Tag Archives: investment


A typical fund/investment manager at a bank puts together a model portfolio where he has say, 20 per cent in dollars, 30 per cent in Yen, etc. Then the dollars are divided up into demand deposits, bonds and stock and the same with other basic currency groups. The main object of the investment manager is to do what everybody else does. By following the crowd he can’t be criticized if something goes wrong.

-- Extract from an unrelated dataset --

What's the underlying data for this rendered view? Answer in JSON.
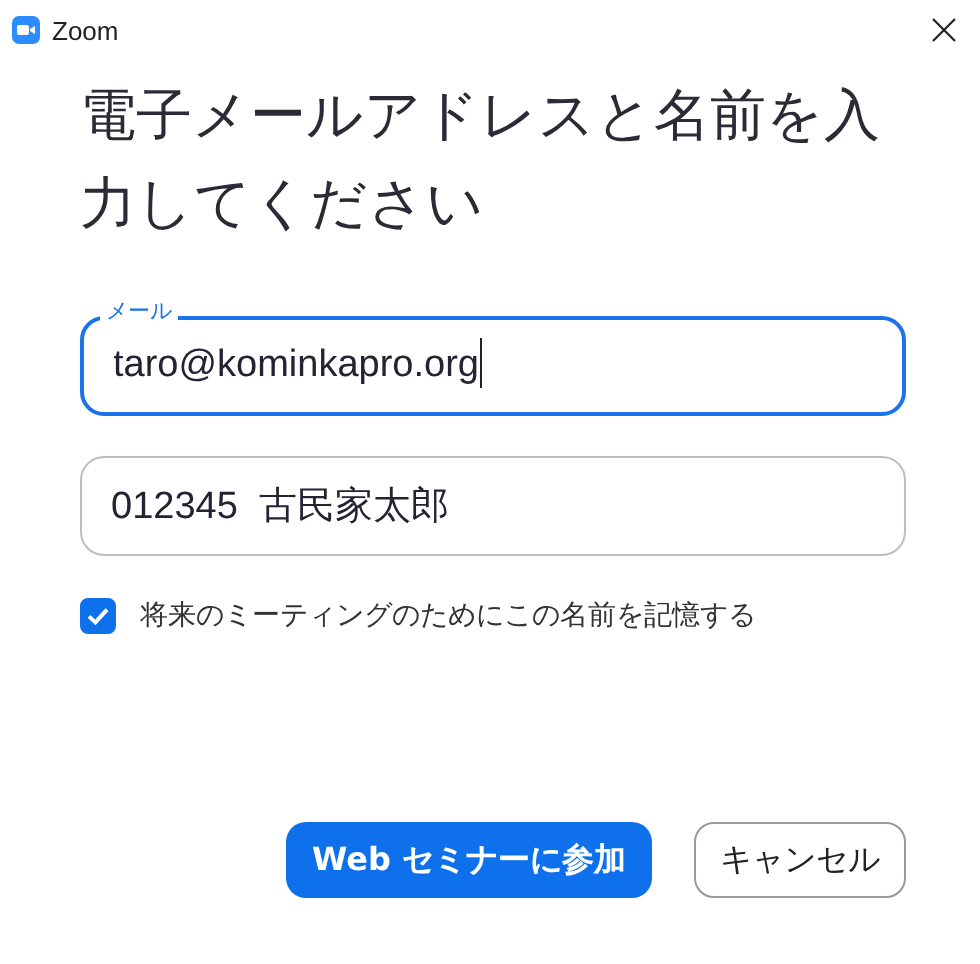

The second goal is to generate as many commissions for his employer as he can without being accused of churning by a client.
Where does the “smart money” go? It does not go to the typical fund or investment manager at a bank unless pure low interest preservation is wanted.
Our own personal feelings are that there are far too many variables to be able to go where the mythical “smart money” is. The fact is we personally know all kinds of people whom one would think were “smart money” and they make all kinds of horrible mistakes on their personal investments. They make their money on sure things like underwriting and company takeovers, or whatever their business is. I doubt if there is or ever has been anyone in the world who made a really sizeable fortune on just TRADING. Unless of course he had a pipeline to insider information – which it is illegal to trade upon.
Sure, there are lucky people who keep throwing sevens on the corner outs at the crap table. But they are rare and they never make as much as the guy who owns the casino.
We have yet to meet the reader who made serious money by picking out consistently winning stocks or currencies. Playing the markets is nothing more than a crap shoot. Of course, with AAA investments or conservative stock portfolios you can usually “preserve” your capital – which is about all we expect to do. Passive investments (stocks, bonds, currencies) are what you have to have, after all you don’t want the hassles of an active business anymore!
But you can’t expect to make the same return as you got by buying some land with 5 per cent down and putting a spec house on it with borrowed money. When a friend of ours did that, he could make US $25,000 on an investment of zero (or less than zero if he borrowed enough). With State laws like those of California insulating you from personal liability on real estate loans, it can even be done completely without risk. But there are always hassles and the need to put time into “deals”. Once you have had enough of deals, it is an unrealistic expectation that you can make a consistent 50 per cent a year on your money.

NOBODY DOES. The historic real return on capital over inflation is more like 2-3 per cent per year.
Sometimes you can see something obvious like we saw the decline of the Tokyo stock market coming for 3 years before it happened. But timing to take advantage of the obvious is impossible to get right consistently. If we had followed our instincts and sold short Nippon Telephone when it was issued at a p/e ratio of 300, we would have lost our shirts. Because it went up! We would have had to cover our short sales. When our predictions finally came true, we wouldn’t have made enough just to cover our loss of interest. In the stock market, if you want a profit, the answer is to take a course in the Graham & Dodd Fundamentals. Then wait patiently for a buying opportunity (crash) and buy and hold a stock until the market value catches up with the true value – even if it takes ten years.
Our sure bet is some choice real estate in places like East Berlin, Germany, Prague, Budapest. Prices are now 20 per cent of nearby countries and you can get a good return on rents. The risk isn’t great and you can probably get mortgages to cover most of the risk. Why don’t we do it? Frankly we don’t want the hassle of dealing with tenants who don’t pay, frozen pipes, insurance claims, etc. We have enough money to meet our simple needs for such things as travelling anywhere we want to go, getting massaged regularly, eating anywhere and living in a pretty nice place. So why should we get into doing administration work on projects to make more money? And above all, with real estate, you spend half your time screwing around with bureaucrats. Its a living, but if you can get along without becoming part of the system, who needs the aggro?